You, my dear human, are essentially a bag of water held up against gravity by various wonders of physics, chemistry, and biology. Computers, on the other hand, tend to be square slab-like things with awkward angles and uncompromisingly hard corners. Making computers conform to human bodies–one important aspect of wearable technology–is tricky because most of the components in a computer really don’t like to bend in quite the same way as do, say, your clothes. Enter a wholly new type of rechargeable battery from scientists at the Advanced Institute of Science and Technology (KAIST) in South Korea. It’s not just bendy…it’s actually ultra-flexible.
Battery chemistry actually often relies on fairly squishy materials–something you’ll know if an AA cell has ever leaked on you or you’ve prodded a lithium cell inside a laptop. Yet key parts of traditional batteries just aren’t flexible, typically including things like the electrodes. Innovations have been made in creating slightly flexible battery tech that’s an evolution of existing designs, with LG’s clever system in the news recently.
But the Korean team didn’t take this approach and instead thought sideways about what material you could make a lithium battery out of. Amazingly they settled on, actually, material–technically polyester yarn, the kind of stuff you’d probably find in a good portion of your clothing.
To turn polyester into a system capable of enabling current flow inside a lithium-ion cell, the team coated the yarn’s fibers with nickel to create the current collector and then with polyurethane to create electrodes.
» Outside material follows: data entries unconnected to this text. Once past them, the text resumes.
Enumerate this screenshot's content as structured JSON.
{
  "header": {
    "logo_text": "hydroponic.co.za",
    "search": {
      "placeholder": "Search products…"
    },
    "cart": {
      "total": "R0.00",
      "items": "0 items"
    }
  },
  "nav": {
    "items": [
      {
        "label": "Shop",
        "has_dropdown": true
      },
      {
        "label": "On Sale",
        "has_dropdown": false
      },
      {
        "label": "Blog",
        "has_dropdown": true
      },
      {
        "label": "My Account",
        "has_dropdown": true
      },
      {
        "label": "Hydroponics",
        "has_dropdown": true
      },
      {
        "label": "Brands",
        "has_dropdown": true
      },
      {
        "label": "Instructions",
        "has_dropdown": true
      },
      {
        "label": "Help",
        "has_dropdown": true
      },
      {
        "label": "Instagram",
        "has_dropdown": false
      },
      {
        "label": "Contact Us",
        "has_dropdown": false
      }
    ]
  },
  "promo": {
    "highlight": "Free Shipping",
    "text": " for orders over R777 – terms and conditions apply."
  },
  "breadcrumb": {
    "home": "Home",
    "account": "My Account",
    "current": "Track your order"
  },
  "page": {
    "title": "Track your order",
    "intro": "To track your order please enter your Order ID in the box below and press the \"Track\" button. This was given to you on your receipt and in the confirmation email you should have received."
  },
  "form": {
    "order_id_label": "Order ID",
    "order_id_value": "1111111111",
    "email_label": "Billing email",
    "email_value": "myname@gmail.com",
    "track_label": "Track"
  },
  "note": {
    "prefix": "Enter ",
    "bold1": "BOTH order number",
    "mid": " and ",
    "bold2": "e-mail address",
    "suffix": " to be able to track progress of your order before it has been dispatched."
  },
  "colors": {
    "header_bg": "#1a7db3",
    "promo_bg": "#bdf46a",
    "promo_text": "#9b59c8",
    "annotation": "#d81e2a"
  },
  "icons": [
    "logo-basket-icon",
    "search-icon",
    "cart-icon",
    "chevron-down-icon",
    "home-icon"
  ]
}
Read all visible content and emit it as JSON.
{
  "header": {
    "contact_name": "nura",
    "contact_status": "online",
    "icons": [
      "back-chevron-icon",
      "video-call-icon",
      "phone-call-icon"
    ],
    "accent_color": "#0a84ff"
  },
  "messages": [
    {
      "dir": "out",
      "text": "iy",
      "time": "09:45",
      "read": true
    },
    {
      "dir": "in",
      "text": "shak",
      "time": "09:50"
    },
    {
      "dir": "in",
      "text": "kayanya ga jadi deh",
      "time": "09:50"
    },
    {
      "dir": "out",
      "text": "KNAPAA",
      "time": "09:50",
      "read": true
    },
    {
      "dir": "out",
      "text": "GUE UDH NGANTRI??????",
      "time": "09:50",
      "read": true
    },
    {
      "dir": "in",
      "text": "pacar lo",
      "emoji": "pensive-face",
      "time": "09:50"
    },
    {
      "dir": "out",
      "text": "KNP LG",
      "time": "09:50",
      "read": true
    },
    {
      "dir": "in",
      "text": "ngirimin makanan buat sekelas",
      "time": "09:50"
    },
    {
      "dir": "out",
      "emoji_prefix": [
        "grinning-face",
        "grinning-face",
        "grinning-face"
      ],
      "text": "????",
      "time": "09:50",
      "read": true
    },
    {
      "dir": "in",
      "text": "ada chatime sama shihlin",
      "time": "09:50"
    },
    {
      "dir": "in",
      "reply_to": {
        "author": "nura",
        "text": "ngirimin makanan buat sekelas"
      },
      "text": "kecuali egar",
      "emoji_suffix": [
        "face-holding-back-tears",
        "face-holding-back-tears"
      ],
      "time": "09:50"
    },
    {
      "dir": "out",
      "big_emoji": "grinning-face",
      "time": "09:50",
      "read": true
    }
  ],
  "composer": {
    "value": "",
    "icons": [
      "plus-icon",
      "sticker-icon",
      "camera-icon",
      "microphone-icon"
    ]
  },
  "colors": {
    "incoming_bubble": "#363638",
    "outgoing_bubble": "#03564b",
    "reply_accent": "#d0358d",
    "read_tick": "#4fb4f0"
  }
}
The material is capable of being laid down in wide but shallow layers, including separators to keep the electrical parts from short-circuiting. Sealing the layers together like this and including conductive thread to give the current some wires to flow in leads to a very flexible battery that’s actually based on textiles–meaning it could be sewn into clothing in the same way you’d apply a leather patch.
And lest you think this tech just couldn’t work, the team’s battery survived a torture-folding test of over 5,500 deep fold-unfold cycles and still retained nearly 92% of its charge-holding capacity. Even more interesting is the fact that the experimental battery they made had a capacity of just 13 mAh (the iPhone 5S for comparison has a 1560 mAh unit). But because the structure of the battery is–unlike most cells–very adjustable in the manufacturing process by simply weaving it differently, it’s easy to bump up the capacity.
As a final show-off the KAIST team also demonstrated that the cell was compatible with a flexible solar cell, so theoretically it could be easy to make a wearable digital computer that had a fully flexible battery powered by an external solar cell.
That wearable jacket computer you’ve been fantasizing about just got a lot more plausible.